Last thing here. And I really was jazzed about the quilting. This is one of the first all over fairly intricately pieced quilts that I have machine quilted myself. And in looking at it I wasn’t quite sure what to do. So what I really did is I took, I wanted to kind of have a wind swirl effect. It is a pinwheel quilt, right? So I actually laid some circles, salad bowls, some circles down on the quilt and kind of echo quilted around them. I’m hoping you can see that at home. And then I created my wind swirl motifs coming off of those bases. Now that did two great things for me. It quilted a lot of the section of the quilt quickly and made me not so concerned about the design. And then it also gave me the opportunity to blend in those two bases. Those two circles together which gave me nice direction without the concern. Now I have to confess I was a bit, I was a bit worried that my quilting wouldn’t turn out the way I wanted it to. So I did it in all white thread. And that is actually another good trick. If you’re not quite sure about your machine quilting you can always match your threads. You’ll still get the wonderful loft and texture but if you have any mistakes in there it will be much harder to see, see? You can’t see the mistakes. So I actually got so motivated about it I wanted to start working on some new quilting styles just like that for you all.
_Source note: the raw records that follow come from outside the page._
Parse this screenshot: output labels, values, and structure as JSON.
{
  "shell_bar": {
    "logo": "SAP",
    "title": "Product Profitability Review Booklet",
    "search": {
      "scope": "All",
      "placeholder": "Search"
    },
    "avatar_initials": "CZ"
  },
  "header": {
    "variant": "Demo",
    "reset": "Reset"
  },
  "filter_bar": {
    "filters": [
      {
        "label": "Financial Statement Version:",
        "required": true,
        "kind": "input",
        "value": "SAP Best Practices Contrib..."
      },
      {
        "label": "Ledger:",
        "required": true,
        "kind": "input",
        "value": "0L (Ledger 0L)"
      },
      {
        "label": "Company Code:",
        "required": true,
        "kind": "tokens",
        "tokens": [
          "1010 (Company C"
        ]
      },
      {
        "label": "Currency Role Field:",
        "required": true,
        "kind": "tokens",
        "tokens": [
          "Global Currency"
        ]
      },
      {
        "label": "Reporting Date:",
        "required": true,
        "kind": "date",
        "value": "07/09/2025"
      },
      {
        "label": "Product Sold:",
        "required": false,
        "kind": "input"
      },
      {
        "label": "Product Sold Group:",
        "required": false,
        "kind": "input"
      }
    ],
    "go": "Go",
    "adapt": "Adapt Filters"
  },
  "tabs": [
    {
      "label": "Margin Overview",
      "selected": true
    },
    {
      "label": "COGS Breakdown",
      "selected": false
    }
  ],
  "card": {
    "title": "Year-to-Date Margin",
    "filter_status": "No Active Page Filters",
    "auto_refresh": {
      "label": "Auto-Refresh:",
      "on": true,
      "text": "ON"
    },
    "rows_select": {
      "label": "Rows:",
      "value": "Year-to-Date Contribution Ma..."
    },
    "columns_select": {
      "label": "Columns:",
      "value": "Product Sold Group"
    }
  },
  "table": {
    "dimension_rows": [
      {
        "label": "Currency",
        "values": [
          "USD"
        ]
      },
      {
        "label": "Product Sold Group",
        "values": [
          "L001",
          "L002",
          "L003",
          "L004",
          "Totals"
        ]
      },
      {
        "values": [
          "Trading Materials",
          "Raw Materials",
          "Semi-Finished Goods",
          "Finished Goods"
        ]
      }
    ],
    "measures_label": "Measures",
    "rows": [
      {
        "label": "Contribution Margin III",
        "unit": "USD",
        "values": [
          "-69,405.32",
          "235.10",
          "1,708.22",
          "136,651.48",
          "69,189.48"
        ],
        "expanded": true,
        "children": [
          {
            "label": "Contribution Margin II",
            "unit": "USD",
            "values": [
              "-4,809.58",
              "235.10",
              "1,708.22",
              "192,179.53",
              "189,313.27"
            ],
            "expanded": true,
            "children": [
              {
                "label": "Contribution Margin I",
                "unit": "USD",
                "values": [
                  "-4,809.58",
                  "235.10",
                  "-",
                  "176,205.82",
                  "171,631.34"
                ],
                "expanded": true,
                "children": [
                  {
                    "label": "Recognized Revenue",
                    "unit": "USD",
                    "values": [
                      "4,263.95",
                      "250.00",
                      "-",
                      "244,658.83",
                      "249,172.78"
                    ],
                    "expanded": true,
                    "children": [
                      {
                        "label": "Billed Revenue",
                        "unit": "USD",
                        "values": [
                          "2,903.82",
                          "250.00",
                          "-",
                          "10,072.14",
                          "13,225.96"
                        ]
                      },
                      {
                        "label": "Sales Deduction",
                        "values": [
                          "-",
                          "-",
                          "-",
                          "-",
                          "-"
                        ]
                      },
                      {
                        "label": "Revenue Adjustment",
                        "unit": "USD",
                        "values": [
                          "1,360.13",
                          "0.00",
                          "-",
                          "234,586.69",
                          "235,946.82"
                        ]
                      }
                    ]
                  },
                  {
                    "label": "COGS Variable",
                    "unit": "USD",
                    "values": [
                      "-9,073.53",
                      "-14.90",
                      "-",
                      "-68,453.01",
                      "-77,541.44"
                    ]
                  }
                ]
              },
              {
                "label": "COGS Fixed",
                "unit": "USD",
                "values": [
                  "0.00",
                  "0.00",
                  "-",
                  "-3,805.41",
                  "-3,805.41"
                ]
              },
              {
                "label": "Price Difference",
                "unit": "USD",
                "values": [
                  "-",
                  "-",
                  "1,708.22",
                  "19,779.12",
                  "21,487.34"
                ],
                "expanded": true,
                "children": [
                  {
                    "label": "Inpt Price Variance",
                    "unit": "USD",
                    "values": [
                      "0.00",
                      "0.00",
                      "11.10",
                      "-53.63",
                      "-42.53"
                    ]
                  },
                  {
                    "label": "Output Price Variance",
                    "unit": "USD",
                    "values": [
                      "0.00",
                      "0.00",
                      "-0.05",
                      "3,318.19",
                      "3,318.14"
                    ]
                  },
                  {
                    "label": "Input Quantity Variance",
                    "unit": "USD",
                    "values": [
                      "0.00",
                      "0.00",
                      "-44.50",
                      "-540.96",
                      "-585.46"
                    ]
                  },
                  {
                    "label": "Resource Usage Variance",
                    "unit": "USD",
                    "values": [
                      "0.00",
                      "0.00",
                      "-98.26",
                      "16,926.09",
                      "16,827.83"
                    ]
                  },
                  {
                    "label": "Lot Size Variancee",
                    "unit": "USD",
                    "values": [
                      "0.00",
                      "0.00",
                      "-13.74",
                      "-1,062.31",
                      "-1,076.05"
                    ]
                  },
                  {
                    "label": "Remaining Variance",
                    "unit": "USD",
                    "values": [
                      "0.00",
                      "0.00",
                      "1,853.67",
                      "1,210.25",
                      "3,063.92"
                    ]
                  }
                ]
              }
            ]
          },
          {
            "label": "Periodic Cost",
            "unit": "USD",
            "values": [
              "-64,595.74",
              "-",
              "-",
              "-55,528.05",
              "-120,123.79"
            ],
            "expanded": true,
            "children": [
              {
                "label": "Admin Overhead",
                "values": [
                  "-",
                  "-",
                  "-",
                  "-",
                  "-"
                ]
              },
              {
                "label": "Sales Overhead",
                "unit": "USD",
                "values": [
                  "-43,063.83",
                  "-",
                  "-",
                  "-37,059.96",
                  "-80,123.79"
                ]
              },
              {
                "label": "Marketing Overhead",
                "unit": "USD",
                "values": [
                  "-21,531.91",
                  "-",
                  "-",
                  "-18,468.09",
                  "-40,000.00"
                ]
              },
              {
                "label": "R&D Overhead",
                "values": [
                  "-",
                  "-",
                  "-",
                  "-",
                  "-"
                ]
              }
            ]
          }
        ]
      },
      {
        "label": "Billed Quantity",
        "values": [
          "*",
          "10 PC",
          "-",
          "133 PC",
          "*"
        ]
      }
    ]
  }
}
But right now I’ve got to know, did you love the Pinwheel Quilt or what? I bet you have a million ideas running through your head. So you better get back in your studio and I’ll get back into mine to keep creating great stuff. And we’ll catch you next time right here at Man Sewing.